**DIRECTIONS:** Print a faithful copy of the data below, word for word, with the pictures left out.

**DATA SHOWN:**
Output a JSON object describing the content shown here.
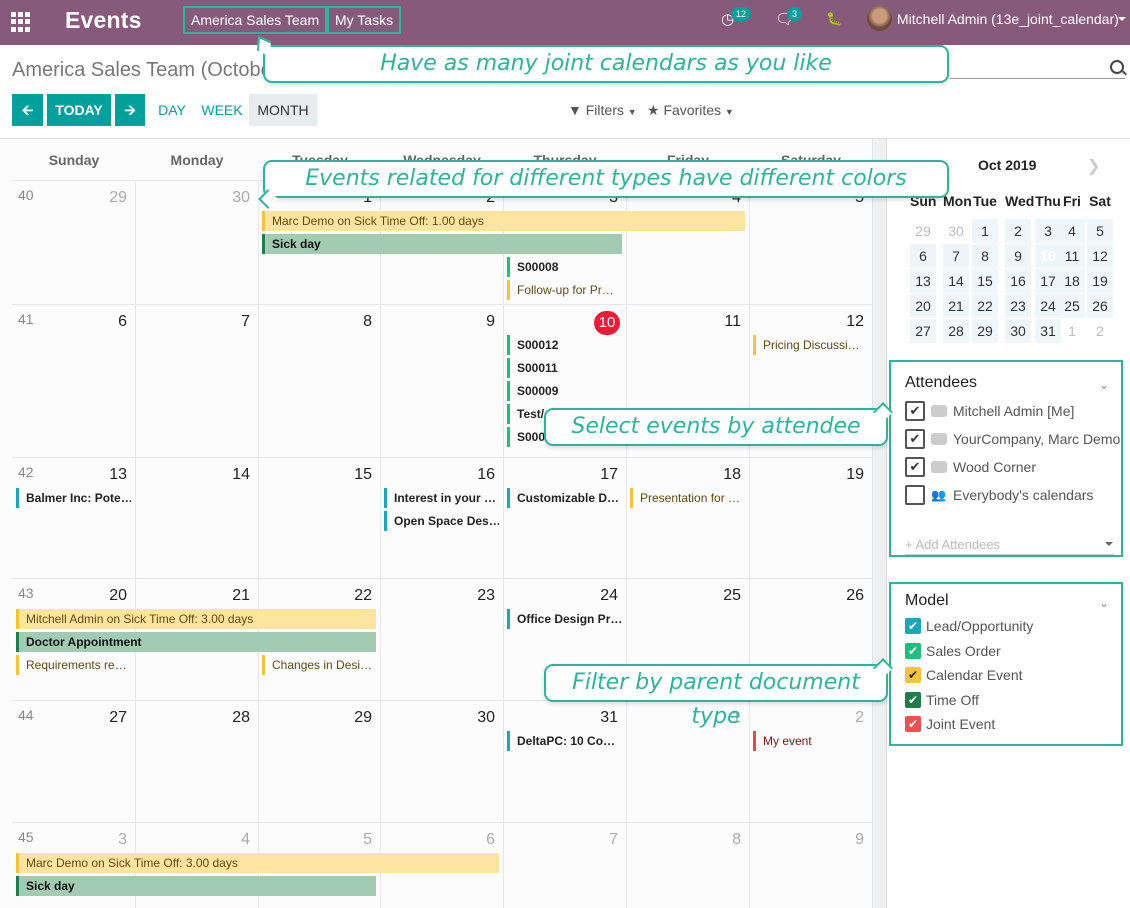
{
  "topbar": {
    "app_title": "Events",
    "menu": [
      "America Sales Team",
      "My Tasks"
    ],
    "activity_count": "12",
    "messages_count": "3",
    "user": "Mitchell Admin (13e_joint_calendar)"
  },
  "control_panel": {
    "breadcrumb": "America Sales Team (October",
    "today_label": "TODAY",
    "views": [
      "DAY",
      "WEEK",
      "MONTH"
    ],
    "active_view": "MONTH",
    "filters_label": "Filters",
    "favorites_label": "Favorites"
  },
  "calendar": {
    "day_headers": [
      "Sunday",
      "Monday",
      "Tuesday",
      "Wednesday",
      "Thursday",
      "Friday",
      "Saturday"
    ],
    "weeks": [
      {
        "num": "40",
        "days": [
          "29",
          "30",
          "1",
          "2",
          "3",
          "4",
          "5"
        ],
        "other": [
          true,
          true,
          false,
          false,
          false,
          false,
          false
        ]
      },
      {
        "num": "41",
        "days": [
          "6",
          "7",
          "8",
          "9",
          "10",
          "11",
          "12"
        ],
        "other": [
          false,
          false,
          false,
          false,
          false,
          false,
          false
        ]
      },
      {
        "num": "42",
        "days": [
          "13",
          "14",
          "15",
          "16",
          "17",
          "18",
          "19"
        ],
        "other": [
          false,
          false,
          false,
          false,
          false,
          false,
          false
        ]
      },
      {
        "num": "43",
        "days": [
          "20",
          "21",
          "22",
          "23",
          "24",
          "25",
          "26"
        ],
        "other": [
          false,
          false,
          false,
          false,
          false,
          false,
          false
        ]
      },
      {
        "num": "44",
        "days": [
          "27",
          "28",
          "29",
          "30",
          "31",
          "1",
          "2"
        ],
        "other": [
          false,
          false,
          false,
          false,
          false,
          true,
          true
        ]
      },
      {
        "num": "45",
        "days": [
          "3",
          "4",
          "5",
          "6",
          "7",
          "8",
          "9"
        ],
        "other": [
          true,
          true,
          true,
          true,
          true,
          true,
          true
        ]
      }
    ],
    "today": "10",
    "events": [
      {
        "week": 0,
        "start": 2,
        "span": 4,
        "slot": 0,
        "type": "timeoff",
        "title": "Marc Demo on Sick Time Off: 1.00 days"
      },
      {
        "week": 0,
        "start": 2,
        "span": 3,
        "slot": 1,
        "type": "sick",
        "title": "Sick day"
      },
      {
        "week": 0,
        "start": 4,
        "span": 1,
        "slot": 2,
        "type": "sale",
        "title": "S00008"
      },
      {
        "week": 0,
        "start": 4,
        "span": 1,
        "slot": 3,
        "type": "cal",
        "title": "Follow-up for Pr…"
      },
      {
        "week": 1,
        "start": 4,
        "span": 1,
        "slot": 0,
        "type": "sale",
        "title": "S00012"
      },
      {
        "week": 1,
        "start": 4,
        "span": 1,
        "slot": 1,
        "type": "sale",
        "title": "S00011"
      },
      {
        "week": 1,
        "start": 4,
        "span": 1,
        "slot": 2,
        "type": "sale",
        "title": "S00009"
      },
      {
        "week": 1,
        "start": 4,
        "span": 1,
        "slot": 3,
        "type": "sale",
        "title": "Test/…"
      },
      {
        "week": 1,
        "start": 4,
        "span": 1,
        "slot": 4,
        "type": "sale",
        "title": "S0000…"
      },
      {
        "week": 1,
        "start": 6,
        "span": 1,
        "slot": 0,
        "type": "cal",
        "title": "Pricing Discussi…"
      },
      {
        "week": 2,
        "start": 0,
        "span": 1,
        "slot": 0,
        "type": "lead",
        "title": "Balmer Inc: Pote…"
      },
      {
        "week": 2,
        "start": 3,
        "span": 1,
        "slot": 0,
        "type": "lead",
        "title": "Interest in your …"
      },
      {
        "week": 2,
        "start": 3,
        "span": 1,
        "slot": 1,
        "type": "lead",
        "title": "Open Space Des…"
      },
      {
        "week": 2,
        "start": 4,
        "span": 1,
        "slot": 0,
        "type": "lead",
        "title": "Customizable D…"
      },
      {
        "week": 2,
        "start": 5,
        "span": 1,
        "slot": 0,
        "type": "cal",
        "title": "Presentation for …"
      },
      {
        "week": 3,
        "start": 0,
        "span": 3,
        "slot": 0,
        "type": "timeoff",
        "title": "Mitchell Admin on Sick Time Off: 3.00 days"
      },
      {
        "week": 3,
        "start": 0,
        "span": 3,
        "slot": 1,
        "type": "sick",
        "title": "Doctor Appointment"
      },
      {
        "week": 3,
        "start": 0,
        "span": 1,
        "slot": 2,
        "type": "cal",
        "title": "Requirements re…"
      },
      {
        "week": 3,
        "start": 2,
        "span": 1,
        "slot": 2,
        "type": "cal",
        "title": "Changes in Desi…"
      },
      {
        "week": 3,
        "start": 4,
        "span": 1,
        "slot": 0,
        "type": "lead",
        "title": "Office Design Pr…"
      },
      {
        "week": 4,
        "start": 4,
        "span": 1,
        "slot": 0,
        "type": "lead",
        "title": "DeltaPC: 10 Co…"
      },
      {
        "week": 4,
        "start": 6,
        "span": 1,
        "slot": 0,
        "type": "joint",
        "title": "My event"
      },
      {
        "week": 5,
        "start": 0,
        "span": 4,
        "slot": 0,
        "type": "timeoff",
        "title": "Marc Demo on Sick Time Off: 3.00 days"
      },
      {
        "week": 5,
        "start": 0,
        "span": 3,
        "slot": 1,
        "type": "sick",
        "title": "Sick day"
      }
    ]
  },
  "mini_calendar": {
    "title": "Oct 2019",
    "dow": [
      "Sun",
      "Mon",
      "Tue",
      "Wed",
      "Thu",
      "Fri",
      "Sat"
    ],
    "rows": [
      [
        "29",
        "30",
        "1",
        "2",
        "3",
        "4",
        "5"
      ],
      [
        "6",
        "7",
        "8",
        "9",
        "10",
        "11",
        "12"
      ],
      [
        "13",
        "14",
        "15",
        "16",
        "17",
        "18",
        "19"
      ],
      [
        "20",
        "21",
        "22",
        "23",
        "24",
        "25",
        "26"
      ],
      [
        "27",
        "28",
        "29",
        "30",
        "31",
        "1",
        "2"
      ]
    ],
    "today": "10"
  },
  "attendees": {
    "title": "Attendees",
    "items": [
      {
        "label": "Mitchell Admin [Me]",
        "checked": true,
        "icon": "camera-plus-icon"
      },
      {
        "label": "YourCompany, Marc Demo",
        "checked": true,
        "icon": "camera-plus-icon"
      },
      {
        "label": "Wood Corner",
        "checked": true,
        "icon": "camera-plus-icon"
      },
      {
        "label": "Everybody's calendars",
        "checked": false,
        "icon": "users-icon"
      }
    ],
    "add_placeholder": "+ Add Attendees"
  },
  "model_filter": {
    "title": "Model",
    "items": [
      {
        "label": "Lead/Opportunity",
        "color": "#1ba7ba",
        "check_color": "#ffffff"
      },
      {
        "label": "Sales Order",
        "color": "#1dbf7f",
        "check_color": "#ffffff"
      },
      {
        "label": "Calendar Event",
        "color": "#f7c23b",
        "check_color": "#222222"
      },
      {
        "label": "Time Off",
        "color": "#1e7f49",
        "check_color": "#ffffff"
      },
      {
        "label": "Joint Event",
        "color": "#ef4f4f",
        "check_color": "#ffffff"
      }
    ]
  },
  "callouts": [
    "Have as many joint calendars as you like",
    "Events related for different types have different colors",
    "Select events by attendee",
    "Filter by parent document type"
  ]
}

**EXERCISE SOLUTION:**
Output a JSON object describing the content shown here.
{
  "topbar": {
    "app_title": "Events",
    "menu": [
      "America Sales Team",
      "My Tasks"
    ],
    "activity_count": "12",
    "messages_count": "3",
    "user": "Mitchell Admin (13e_joint_calendar)"
  },
  "control_panel": {
    "breadcrumb": "America Sales Team (October",
    "today_label": "TODAY",
    "views": [
      "DAY",
      "WEEK",
      "MONTH"
    ],
    "active_view": "MONTH",
    "filters_label": "Filters",
    "favorites_label": "Favorites"
  },
  "calendar": {
    "day_headers": [
      "Sunday",
      "Monday",
      "Tuesday",
      "Wednesday",
      "Thursday",
      "Friday",
      "Saturday"
    ],
    "weeks": [
      {
        "num": "40",
        "days": [
          "29",
          "30",
          "1",
          "2",
          "3",
          "4",
          "5"
        ],
        "other": [
          true,
          true,
          false,
          false,
          false,
          false,
          false
        ]
      },
      {
        "num": "41",
        "days": [
          "6",
          "7",
          "8",
          "9",
          "10",
          "11",
          "12"
        ],
        "other": [
          false,
          false,
          false,
          false,
          false,
          false,
          false
        ]
      },
      {
        "num": "42",
        "days": [
          "13",
          "14",
          "15",
          "16",
          "17",
          "18",
          "19"
        ],
        "other": [
          false,
          false,
          false,
          false,
          false,
          false,
          false
        ]
      },
      {
        "num": "43",
        "days": [
          "20",
          "21",
          "22",
          "23",
          "24",
          "25",
          "26"
        ],
        "other": [
          false,
          false,
          false,
          false,
          false,
          false,
          false
        ]
      },
      {
        "num": "44",
        "days": [
          "27",
          "28",
          "29",
          "30",
          "31",
          "1",
          "2"
        ],
        "other": [
          false,
          false,
          false,
          false,
          false,
          true,
          true
        ]
      },
      {
        "num": "45",
        "days": [
          "3",
          "4",
          "5",
          "6",
          "7",
          "8",
          "9"
        ],
        "other": [
          true,
          true,
          true,
          true,
          true,
          true,
          true
        ]
      }
    ],
    "today": "10",
    "events": [
      {
        "week": 0,
        "start": 2,
        "span": 4,
        "slot": 0,
        "type": "timeoff",
        "title": "Marc Demo on Sick Time Off: 1.00 days"
      },
      {
        "week": 0,
        "start": 2,
        "span": 3,
        "slot": 1,
        "type": "sick",
        "title": "Sick day"
      },
      {
        "week": 0,
        "start": 4,
        "span": 1,
        "slot": 2,
        "type": "sale",
        "title": "S00008"
      },
      {
        "week": 0,
        "start": 4,
        "span": 1,
        "slot": 3,
        "type": "cal",
        "title": "Follow-up for Pr…"
      },
      {
        "week": 1,
        "start": 4,
        "span": 1,
        "slot": 0,
        "type": "sale",
        "title": "S00012"
      },
      {
        "week": 1,
        "start": 4,
        "span": 1,
        "slot": 1,
        "type": "sale",
        "title": "S00011"
      },
      {
        "week": 1,
        "start": 4,
        "span": 1,
        "slot": 2,
        "type": "sale",
        "title": "S00009"
      },
      {
        "week": 1,
        "start": 4,
        "span": 1,
        "slot": 3,
        "type": "sale",
        "title": "Test/…"
      },
      {
        "week": 1,
        "start": 4,
        "span": 1,
        "slot": 4,
        "type": "sale",
        "title": "S0000…"
      },
      {
        "week": 1,
        "start": 6,
        "span": 1,
        "slot": 0,
        "type": "cal",
        "title": "Pricing Discussi…"
      },
      {
        "week": 2,
        "start": 0,
        "span": 1,
        "slot": 0,
        "type": "lead",
        "title": "Balmer Inc: Pote…"
      },
      {
        "week": 2,
        "start": 3,
        "span": 1,
        "slot": 0,
        "type": "lead",
        "title": "Interest in your …"
      },
      {
        "week": 2,
        "start": 3,
        "span": 1,
        "slot": 1,
        "type": "lead",
        "title": "Open Space Des…"
      },
      {
        "week": 2,
        "start": 4,
        "span": 1,
        "slot": 0,
        "type": "lead",
        "title": "Customizable D…"
      },
      {
        "week": 2,
        "start": 5,
        "span": 1,
        "slot": 0,
        "type": "cal",
        "title": "Presentation for …"
      },
      {
        "week": 3,
        "start": 0,
        "span": 3,
        "slot": 0,
        "type": "timeoff",
        "title": "Mitchell Admin on Sick Time Off: 3.00 days"
      },
      {
        "week": 3,
        "start": 0,
        "span": 3,
        "slot": 1,
        "type": "sick",
        "title": "Doctor Appointment"
      },
      {
        "week": 3,
        "start": 0,
        "span": 1,
        "slot": 2,
        "type": "cal",
        "title": "Requirements re…"
      },
      {
        "week": 3,
        "start": 2,
        "span": 1,
        "slot": 2,
        "type": "cal",
        "title": "Changes in Desi…"
      },
      {
        "week": 3,
        "start": 4,
        "span": 1,
        "slot": 0,
        "type": "lead",
        "title": "Office Design Pr…"
      },
      {
        "week": 4,
        "start": 4,
        "span": 1,
        "slot": 0,
        "type": "lead",
        "title": "DeltaPC: 10 Co…"
      },
      {
        "week": 4,
        "start": 6,
        "span": 1,
        "slot": 0,
        "type": "joint",
        "title": "My event"
      },
      {
        "week": 5,
        "start": 0,
        "span": 4,
        "slot": 0,
        "type": "timeoff",
        "title": "Marc Demo on Sick Time Off: 3.00 days"
      },
      {
        "week": 5,
        "start": 0,
        "span": 3,
        "slot": 1,
        "type": "sick",
        "title": "Sick day"
      }
    ]
  },
  "mini_calendar": {
    "title": "Oct 2019",
    "dow": [
      "Sun",
      "Mon",
      "Tue",
      "Wed",
      "Thu",
      "Fri",
      "Sat"
    ],
    "rows": [
      [
        "29",
        "30",
        "1",
        "2",
        "3",
        "4",
        "5"
      ],
      [
        "6",
        "7",
        "8",
        "9",
        "10",
        "11",
        "12"
      ],
      [
        "13",
        "14",
        "15",
        "16",
        "17",
        "18",
        "19"
      ],
      [
        "20",
        "21",
        "22",
        "23",
        "24",
        "25",
        "26"
      ],
      [
        "27",
        "28",
        "29",
        "30",
        "31",
        "1",
        "2"
      ]
    ],
    "today": "10"
  },
  "attendees": {
    "title": "Attendees",
    "items": [
      {
        "label": "Mitchell Admin [Me]",
        "checked": true,
        "icon": "camera-plus-icon"
      },
      {
        "label": "YourCompany, Marc Demo",
        "checked": true,
        "icon": "camera-plus-icon"
      },
      {
        "label": "Wood Corner",
        "checked": true,
        "icon": "camera-plus-icon"
      },
      {
        "label": "Everybody's calendars",
        "checked": false,
        "icon": "users-icon"
      }
    ],
    "add_placeholder": "+ Add Attendees"
  },
  "model_filter": {
    "title": "Model",
    "items": [
      {
        "label": "Lead/Opportunity",
        "color": "#1ba7ba",
        "check_color": "#ffffff"
      },
      {
        "label": "Sales Order",
        "color": "#1dbf7f",
        "check_color": "#ffffff"
      },
      {
        "label": "Calendar Event",
        "color": "#f7c23b",
        "check_color": "#222222"
      },
      {
        "label": "Time Off",
        "color": "#1e7f49",
        "check_color": "#ffffff"
      },
      {
        "label": "Joint Event",
        "color": "#ef4f4f",
        "check_color": "#ffffff"
      }
    ]
  },
  "callouts": [
    "Have as many joint calendars as you like",
    "Events related for different types have different colors",
    "Select events by attendee",
    "Filter by parent document type"
  ]
}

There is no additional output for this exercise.